[DATA EXTRACT]
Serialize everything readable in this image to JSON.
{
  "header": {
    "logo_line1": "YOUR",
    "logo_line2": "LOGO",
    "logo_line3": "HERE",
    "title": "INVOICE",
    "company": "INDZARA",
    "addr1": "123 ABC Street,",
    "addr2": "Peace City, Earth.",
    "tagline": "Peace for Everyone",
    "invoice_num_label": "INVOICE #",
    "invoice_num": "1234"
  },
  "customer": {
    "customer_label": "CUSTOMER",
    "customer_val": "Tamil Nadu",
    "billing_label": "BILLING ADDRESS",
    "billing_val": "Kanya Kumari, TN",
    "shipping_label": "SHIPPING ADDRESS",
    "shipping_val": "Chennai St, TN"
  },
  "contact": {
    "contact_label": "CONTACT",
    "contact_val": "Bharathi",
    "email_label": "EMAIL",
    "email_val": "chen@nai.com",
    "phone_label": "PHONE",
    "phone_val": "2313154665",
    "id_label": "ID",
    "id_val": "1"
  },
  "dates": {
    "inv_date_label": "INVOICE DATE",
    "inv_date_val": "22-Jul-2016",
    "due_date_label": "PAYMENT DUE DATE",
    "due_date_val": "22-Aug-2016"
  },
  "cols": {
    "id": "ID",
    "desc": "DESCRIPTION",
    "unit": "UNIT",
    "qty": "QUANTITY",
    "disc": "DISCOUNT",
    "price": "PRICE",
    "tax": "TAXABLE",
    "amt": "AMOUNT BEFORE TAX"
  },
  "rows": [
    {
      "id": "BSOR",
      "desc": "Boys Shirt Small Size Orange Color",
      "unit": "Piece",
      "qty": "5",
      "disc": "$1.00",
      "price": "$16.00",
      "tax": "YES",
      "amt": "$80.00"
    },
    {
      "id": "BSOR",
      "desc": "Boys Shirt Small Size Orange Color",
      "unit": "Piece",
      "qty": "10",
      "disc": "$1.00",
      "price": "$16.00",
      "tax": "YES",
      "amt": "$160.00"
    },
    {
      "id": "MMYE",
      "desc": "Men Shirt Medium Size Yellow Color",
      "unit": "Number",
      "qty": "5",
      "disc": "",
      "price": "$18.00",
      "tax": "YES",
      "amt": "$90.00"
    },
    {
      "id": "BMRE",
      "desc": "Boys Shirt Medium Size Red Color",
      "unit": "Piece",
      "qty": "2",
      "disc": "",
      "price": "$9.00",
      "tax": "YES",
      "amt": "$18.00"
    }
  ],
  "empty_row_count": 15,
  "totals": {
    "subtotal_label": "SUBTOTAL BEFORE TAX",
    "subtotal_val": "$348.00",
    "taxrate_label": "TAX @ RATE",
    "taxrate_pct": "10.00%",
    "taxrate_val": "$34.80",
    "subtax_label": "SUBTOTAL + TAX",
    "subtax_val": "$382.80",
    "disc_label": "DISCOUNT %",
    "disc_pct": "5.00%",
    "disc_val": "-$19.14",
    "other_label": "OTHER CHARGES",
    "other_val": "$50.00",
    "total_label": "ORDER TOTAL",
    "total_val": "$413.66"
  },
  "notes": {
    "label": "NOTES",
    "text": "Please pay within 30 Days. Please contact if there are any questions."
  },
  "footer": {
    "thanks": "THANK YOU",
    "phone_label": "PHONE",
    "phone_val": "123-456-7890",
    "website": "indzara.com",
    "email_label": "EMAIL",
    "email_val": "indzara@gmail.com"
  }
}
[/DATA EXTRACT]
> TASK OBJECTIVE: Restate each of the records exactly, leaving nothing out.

> WRITTEN ANSWER:
Serialize everything readable in this image to JSON.
{
  "header": {
    "logo_line1": "YOUR",
    "logo_line2": "LOGO",
    "logo_line3": "HERE",
    "title": "INVOICE",
    "company": "INDZARA",
    "addr1": "123 ABC Street,",
    "addr2": "Peace City, Earth.",
    "tagline": "Peace for Everyone",
    "invoice_num_label": "INVOICE #",
    "invoice_num": "1234"
  },
  "customer": {
    "customer_label": "CUSTOMER",
    "customer_val": "Tamil Nadu",
    "billing_label": "BILLING ADDRESS",
    "billing_val": "Kanya Kumari, TN",
    "shipping_label": "SHIPPING ADDRESS",
    "shipping_val": "Chennai St, TN"
  },
  "contact": {
    "contact_label": "CONTACT",
    "contact_val": "Bharathi",
    "email_label": "EMAIL",
    "email_val": "chen@nai.com",
    "phone_label": "PHONE",
    "phone_val": "2313154665",
    "id_label": "ID",
    "id_val": "1"
  },
  "dates": {
    "inv_date_label": "INVOICE DATE",
    "inv_date_val": "22-Jul-2016",
    "due_date_label": "PAYMENT DUE DATE",
    "due_date_val": "22-Aug-2016"
  },
  "cols": {
    "id": "ID",
    "desc": "DESCRIPTION",
    "unit": "UNIT",
    "qty": "QUANTITY",
    "disc": "DISCOUNT",
    "price": "PRICE",
    "tax": "TAXABLE",
    "amt": "AMOUNT BEFORE TAX"
  },
  "rows": [
    {
      "id": "BSOR",
      "desc": "Boys Shirt Small Size Orange Color",
      "unit": "Piece",
      "qty": "5",
      "disc": "$1.00",
      "price": "$16.00",
      "tax": "YES",
      "amt": "$80.00"
    },
    {
      "id": "BSOR",
      "desc": "Boys Shirt Small Size Orange Color",
      "unit": "Piece",
      "qty": "10",
      "disc": "$1.00",
      "price": "$16.00",
      "tax": "YES",
      "amt": "$160.00"
    },
    {
      "id": "MMYE",
      "desc": "Men Shirt Medium Size Yellow Color",
      "unit": "Number",
      "qty": "5",
      "disc": "",
      "price": "$18.00",
      "tax": "YES",
      "amt": "$90.00"
    },
    {
      "id": "BMRE",
      "desc": "Boys Shirt Medium Size Red Color",
      "unit": "Piece",
      "qty": "2",
      "disc": "",
      "price": "$9.00",
      "tax": "YES",
      "amt": "$18.00"
    }
  ],
  "empty_row_count": 15,
  "totals": {
    "subtotal_label": "SUBTOTAL BEFORE TAX",
    "subtotal_val": "$348.00",
    "taxrate_label": "TAX @ RATE",
    "taxrate_pct": "10.00%",
    "taxrate_val": "$34.80",
    "subtax_label": "SUBTOTAL + TAX",
    "subtax_val": "$382.80",
    "disc_label": "DISCOUNT %",
    "disc_pct": "5.00%",
    "disc_val": "-$19.14",
    "other_label": "OTHER CHARGES",
    "other_val": "$50.00",
    "total_label": "ORDER TOTAL",
    "total_val": "$413.66"
  },
  "notes": {
    "label": "NOTES",
    "text": "Please pay within 30 Days. Please contact if there are any questions."
  },
  "footer": {
    "thanks": "THANK YOU",
    "phone_label": "PHONE",
    "phone_val": "123-456-7890",
    "website": "indzara.com",
    "email_label": "EMAIL",
    "email_val": "indzara@gmail.com"
  }
}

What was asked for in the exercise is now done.